→ **Directions**:
When a line in the data below includes "have", pick it out and copy it.

[Exercise inputs]

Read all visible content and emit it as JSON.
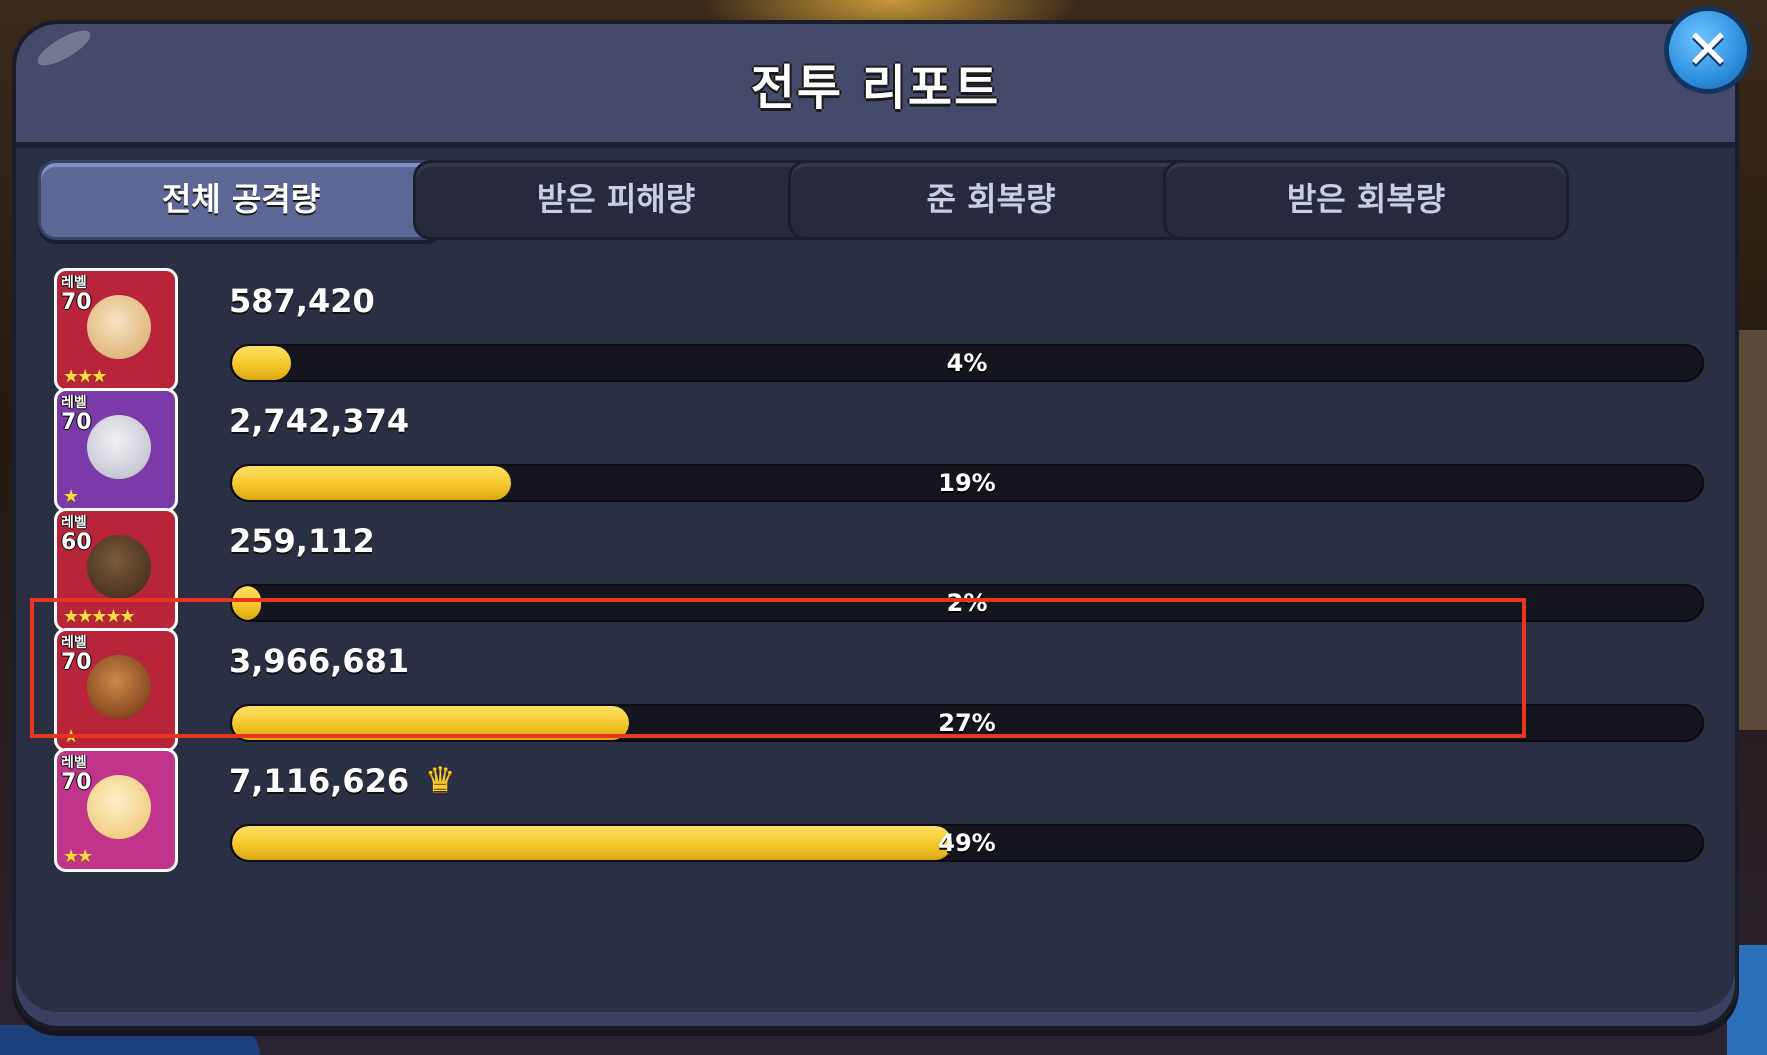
{
  "window": {
    "title": "전투 리포트",
    "close_icon": "close-icon"
  },
  "tabs": [
    {
      "label": "전체 공격량",
      "active": true
    },
    {
      "label": "받은 피해량",
      "active": false
    },
    {
      "label": "준 회복량",
      "active": false
    },
    {
      "label": "받은 회복량",
      "active": false
    }
  ],
  "colors": {
    "bar_fill": "#f3c72a",
    "highlight": "#e8351f",
    "close_button": "#2e8fe0"
  },
  "entries": [
    {
      "level_label": "레벨",
      "level": "70",
      "value": "587,420",
      "percent": "4%",
      "fraction": 0.04,
      "portrait_bg": "#b8243a",
      "stars": "★★★"
    },
    {
      "level_label": "레벨",
      "level": "70",
      "value": "2,742,374",
      "percent": "19%",
      "fraction": 0.19,
      "portrait_bg": "#7a3aa8",
      "stars": "★"
    },
    {
      "level_label": "레벨",
      "level": "60",
      "value": "259,112",
      "percent": "2%",
      "fraction": 0.02,
      "portrait_bg": "#b8243a",
      "stars": "★★★★★"
    },
    {
      "level_label": "레벨",
      "level": "70",
      "value": "3,966,681",
      "percent": "27%",
      "fraction": 0.27,
      "portrait_bg": "#b8243a",
      "stars": "★",
      "highlighted": true
    },
    {
      "level_label": "레벨",
      "level": "70",
      "value": "7,116,626",
      "percent": "49%",
      "fraction": 0.49,
      "portrait_bg": "#c0358a",
      "stars": "★★",
      "top": true,
      "badge_icon": "crown-icon"
    }
  ]
}
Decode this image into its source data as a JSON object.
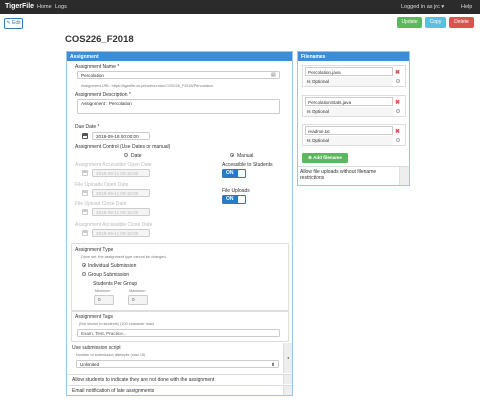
{
  "nav": {
    "brand": "TigerFile",
    "home": "Home",
    "logs": "Logs",
    "user": "Logged in as jrc",
    "user_caret": "▾",
    "help": "Help"
  },
  "toolbar": {
    "edit": "Edit",
    "edit_icon": "edit-icon",
    "update": "Update",
    "copy": "Copy",
    "delete": "Delete"
  },
  "page": {
    "title": "COS226_F2018"
  },
  "assignment": {
    "header": "Assignment",
    "name_label": "Assignment Name *",
    "name_value": "Percolation",
    "url_text": "Assignment URL: https://tigerfile.cs.princeton.edu/COS226_F2018/Percolation",
    "desc_label": "Assignment Description *",
    "desc_value": "Assignment : Percolation",
    "due_label": "Due Date *",
    "due_value": "2018-09-18 00:00:00",
    "control_label": "Assignment Control (Use Dates or manual)",
    "opt_date": "Date",
    "opt_manual": "Manual",
    "open_label": "Assignment Accessible Open Date",
    "open_value": "2018-09-11 09:15:00",
    "accessible_label": "Accessible to Students",
    "toggle_on": "ON",
    "file_open_label": "File Uploads Open Date",
    "file_open_value": "2018-09-11 09:15:00",
    "file_uploads_label": "File Uploads",
    "file_close_label": "File Upload Close Date",
    "file_close_value": "2018-09-11 09:15:00",
    "close_label": "Assignment Accessible Close Date",
    "close_value": "2018-09-11 09:15:00",
    "type_label": "Assignment Type",
    "type_note": "Once set, the assignment type cannot be changed.",
    "type_individual": "Individual Submission",
    "type_group": "Group Submission",
    "spg_label": "Students Per Group",
    "min_label": "Minimum",
    "max_label": "Maximum",
    "min_value": "0",
    "max_value": "0",
    "tags_label": "Assignment Tags",
    "tags_note": "(Not shown to students) (100 character max)",
    "tags_placeholder": "Exam, Test, Practice...",
    "script_label": "Use submission script",
    "attempts_note": "Number of submission attempts (max 15)",
    "attempts_value": "Unlimited",
    "not_done_label": "Allow students to indicate they are not done with the assignment",
    "late_label": "Email notification of late assignments"
  },
  "filenames": {
    "header": "Filenames",
    "files": [
      {
        "name": "Percolation.java",
        "optional": "Is Optional"
      },
      {
        "name": "PercolationStats.java",
        "optional": "Is Optional"
      },
      {
        "name": "readme.txt",
        "optional": "Is Optional"
      }
    ],
    "remove_glyph": "✖",
    "add_label": "Add filename",
    "add_icon": "plus-circle-icon",
    "allow_note": "Allow file uploads without filename restrictions"
  },
  "colors": {
    "navbar": "#2b2b2b",
    "panel_header": "#3c8dd6",
    "update": "#5cb85c",
    "copy": "#5bc0de",
    "delete": "#d9534f",
    "toggle": "#2a7bc6"
  }
}
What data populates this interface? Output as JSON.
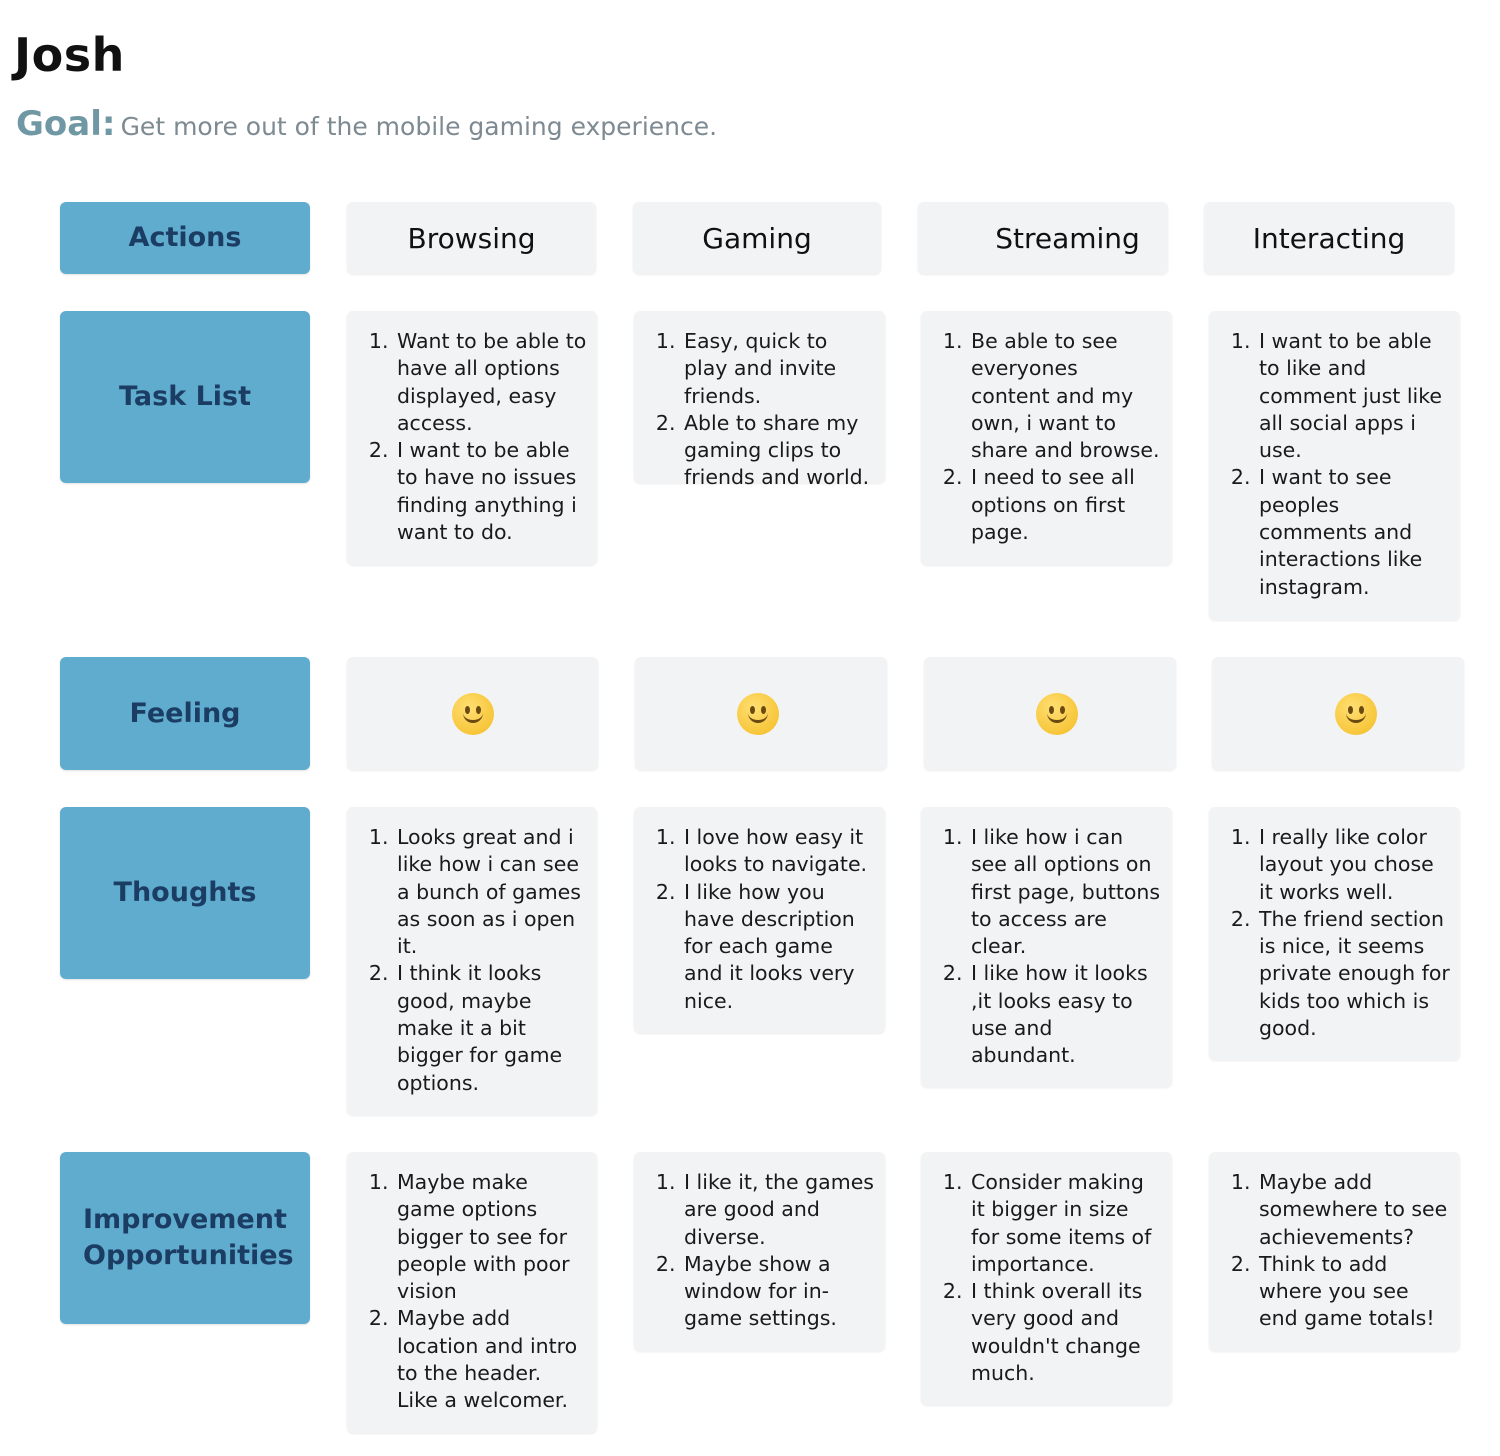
{
  "persona": {
    "name": "Josh",
    "goal_label": "Goal:",
    "goal_text": "Get more out of the mobile gaming experience."
  },
  "rows": {
    "actions": "Actions",
    "task_list": "Task List",
    "feeling": "Feeling",
    "thoughts": "Thoughts",
    "improvement": "Improvement Opportunities"
  },
  "stages": [
    "Browsing",
    "Gaming",
    "Streaming",
    "Interacting"
  ],
  "task_list": [
    [
      "Want to be able to have all options displayed, easy access.",
      "I want to be able to have no issues finding anything i want to do."
    ],
    [
      "Easy, quick to play and invite friends.",
      "Able to share my gaming clips to friends and world."
    ],
    [
      "Be able to see everyones content and my own, i want to share and browse.",
      "I need to see all options on first page."
    ],
    [
      "I want to be able to like and comment just like all social apps i use.",
      "I want to see peoples comments and interactions like instagram."
    ]
  ],
  "feeling": [
    "smiley-face-icon",
    "smiley-face-icon",
    "smiley-face-icon",
    "smiley-face-icon"
  ],
  "thoughts": [
    [
      "Looks great and i like how i can see a bunch of games as soon as i open it.",
      "I think it looks good, maybe make it a bit bigger for game options."
    ],
    [
      "I love how easy it looks to navigate.",
      "I like how you have description for each game and it looks very nice."
    ],
    [
      "I like how i can see all options on first page, buttons to access are clear.",
      "I like how it looks ,it looks easy to use and abundant."
    ],
    [
      "I really like color layout you chose it works well.",
      "The friend section is nice, it seems private enough for kids too which is good."
    ]
  ],
  "improvements": [
    [
      "Maybe make game options bigger to see for people with poor vision",
      "Maybe add location and intro to the header. Like a welcomer."
    ],
    [
      "I like it, the games are good and diverse.",
      "Maybe show a window for in-game settings."
    ],
    [
      "Consider making it bigger in size for some items of importance.",
      "I think overall its very good and wouldn't change much."
    ],
    [
      "Maybe add somewhere to see achievements?",
      "Think to add where you see end game totals!"
    ]
  ],
  "colors": {
    "label_bg": "#60acce",
    "label_text": "#1c3d63",
    "card_bg": "#f2f3f5",
    "goal_accent": "#6f98a4"
  }
}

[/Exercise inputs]

→ **Completed task**:
      "Want to be able to have all options displayed, easy access.",
      "I want to be able to have no issues finding anything i want to do."
      "I like how you have description for each game and it looks very nice."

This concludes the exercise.